Small business owners increasingly bankrolling their own companies
By Max Clarke
Rising business costs are adversely affecting the private lives and personal finances of many smaller business owners, according to a new study by Make It Cheaper and the Centre for Economic and Business Research (Cebr).
The research reveals that almost half of small businesses have had no choice but to inject additional cash into their company from personal sources this year.
“The effects of squeezed margins and cost increases are not only threatening businesses, but the financial security of their owners and families,” Jonathan Elliott, Managing Director of Make It Cheaper.
The study is based on independent research among owners and managing directors of 750 UK small businesses with twenty employees or less, commissioned by business saving advisor Make It Cheaper and supported by macroeconomic modelling by Cebr.
The vast majority of small businesses currently view the UK as an ‘unbearably expensive’ place to do business and many are finding they can only survive by supplementing the company with personal finances.
Almost a third of small businesses have had to turn to friends and family for a loan to cover spiralling costs while a quarter have taken out a personal overdraft, bank loan (22%) or credit card (25%) for a cash injection.
Some small business owners have been pushed into even more extreme measures, with 13% going as far as re-mortgaging their homes.
According to the Make It Cheaper research, the average amount raised from all personal channels stands at just over £20,400 per business.
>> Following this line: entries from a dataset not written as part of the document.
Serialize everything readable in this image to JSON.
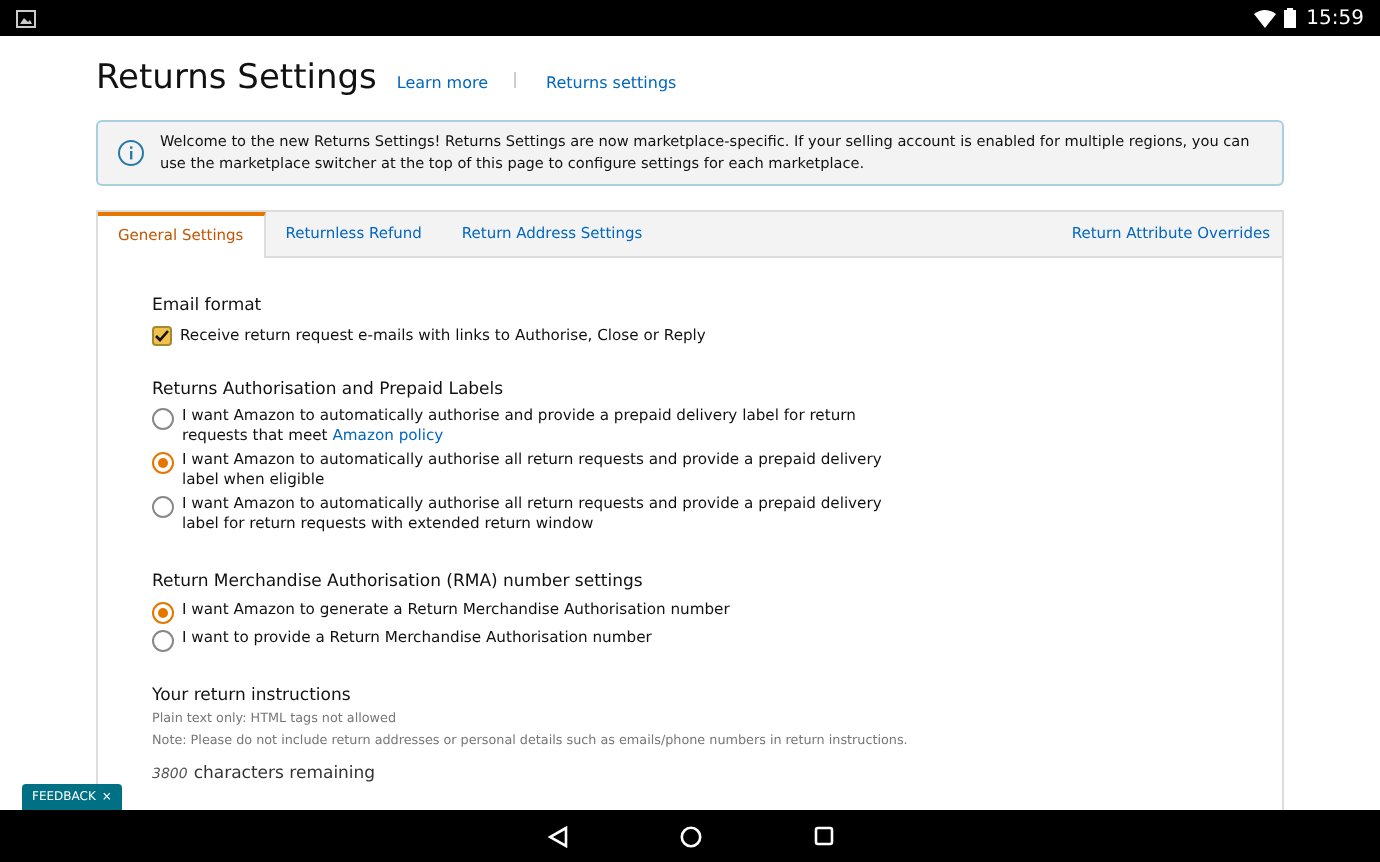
{
  "status_bar": {
    "time": "15:59"
  },
  "header": {
    "title": "Returns Settings",
    "links": [
      "Learn more",
      "Returns settings"
    ]
  },
  "info_banner": {
    "text": "Welcome to the new Returns Settings! Returns Settings are now marketplace-specific. If your selling account is enabled for multiple regions, you can use the marketplace switcher at the top of this page to configure settings for each marketplace."
  },
  "tabs": [
    {
      "label": "General Settings",
      "selected": true
    },
    {
      "label": "Returnless Refund",
      "selected": false
    },
    {
      "label": "Return Address Settings",
      "selected": false
    }
  ],
  "overrides_link": "Return Attribute Overrides",
  "email_format": {
    "heading": "Email format",
    "checkbox": {
      "label": "Receive return request e-mails with links to Authorise, Close or Reply",
      "checked": true
    }
  },
  "authorisation": {
    "heading": "Returns Authorisation and Prepaid Labels",
    "options": [
      {
        "label": "I want Amazon to automatically authorise and provide a prepaid delivery label for return requests that meet",
        "link": "Amazon policy",
        "selected": false
      },
      {
        "label": "I want Amazon to automatically authorise all return requests and provide a prepaid delivery label when eligible",
        "selected": true
      },
      {
        "label": "I want Amazon to automatically authorise all return requests and provide a prepaid delivery label for return requests with extended return window",
        "selected": false
      }
    ]
  },
  "rma": {
    "heading": "Return Merchandise Authorisation (RMA) number settings",
    "options": [
      {
        "label": "I want Amazon to generate a Return Merchandise Authorisation number",
        "selected": true
      },
      {
        "label": "I want to provide a Return Merchandise Authorisation number",
        "selected": false
      }
    ]
  },
  "instructions": {
    "heading": "Your return instructions",
    "hint": "Plain text only: HTML tags not allowed",
    "note": "Note: Please do not include return addresses or personal details such as emails/phone numbers in return instructions.",
    "count": "3800",
    "count_label": "characters remaining"
  },
  "feedback_button": {
    "label": "FEEDBACK",
    "close": "×"
  }
}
However this figure is much higher in some sectors, such as dental and medical surgeries — whose borrowing averages £120,000.
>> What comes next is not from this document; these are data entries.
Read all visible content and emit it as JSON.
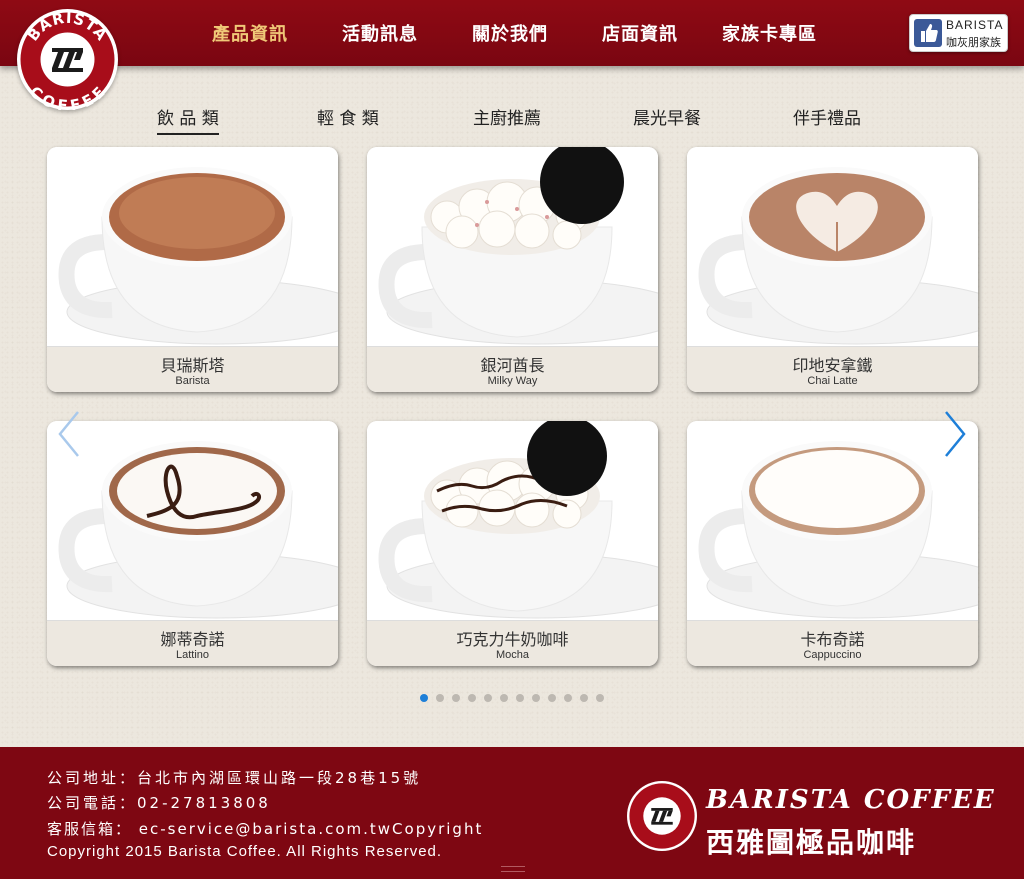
{
  "brand": {
    "logo_text_top": "BARISTA",
    "logo_text_bottom": "COFFEE"
  },
  "nav": [
    {
      "label": "產品資訊",
      "active": true
    },
    {
      "label": "活動訊息",
      "active": false
    },
    {
      "label": "關於我們",
      "active": false
    },
    {
      "label": "店面資訊",
      "active": false
    },
    {
      "label": "家族卡專區",
      "active": false
    }
  ],
  "facebook_badge": {
    "line1": "BARISTA",
    "line2": "咖灰朋家族",
    "icon": "thumbs-up-icon"
  },
  "categories": [
    {
      "label": "飲 品 類",
      "active": true
    },
    {
      "label": "輕 食 類",
      "active": false
    },
    {
      "label": "主廚推薦",
      "active": false
    },
    {
      "label": "晨光早餐",
      "active": false
    },
    {
      "label": "伴手禮品",
      "active": false
    }
  ],
  "products": [
    {
      "name": "貝瑞斯塔",
      "name_en": "Barista"
    },
    {
      "name": "銀河酋長",
      "name_en": "Milky Way"
    },
    {
      "name": "印地安拿鐵",
      "name_en": "Chai Latte"
    },
    {
      "name": "娜蒂奇諾",
      "name_en": "Lattino"
    },
    {
      "name": "巧克力牛奶咖啡",
      "name_en": "Mocha"
    },
    {
      "name": "卡布奇諾",
      "name_en": "Cappuccino"
    }
  ],
  "carousel": {
    "prev_icon": "chevron-left-icon",
    "next_icon": "chevron-right-icon",
    "page_count": 12,
    "active_page": 1
  },
  "footer": {
    "address": "公司地址：台北市內湖區環山路一段28巷15號",
    "phone": "公司電話：02-27813808",
    "email": "客服信箱： ec-service@barista.com.twCopyright",
    "copyright": "Copyright 2015 Barista Coffee. All Rights Reserved.",
    "brand_en": "BARISTA COFFEE",
    "brand_zh": "西雅圖極品咖啡"
  },
  "colors": {
    "header_red": "#8f0a14",
    "footer_red": "#7e0712",
    "nav_active": "#f0c878",
    "dot_active": "#1e7fd8",
    "arrow_blue": "#1e7fd8"
  }
}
Cebr and Make It Cheaper have modeled an inflation tracker for small business overheads — the Business Cost Index. The Index exposes the areas which will exert the most financial pressure on SMEs this year,... continued on page two >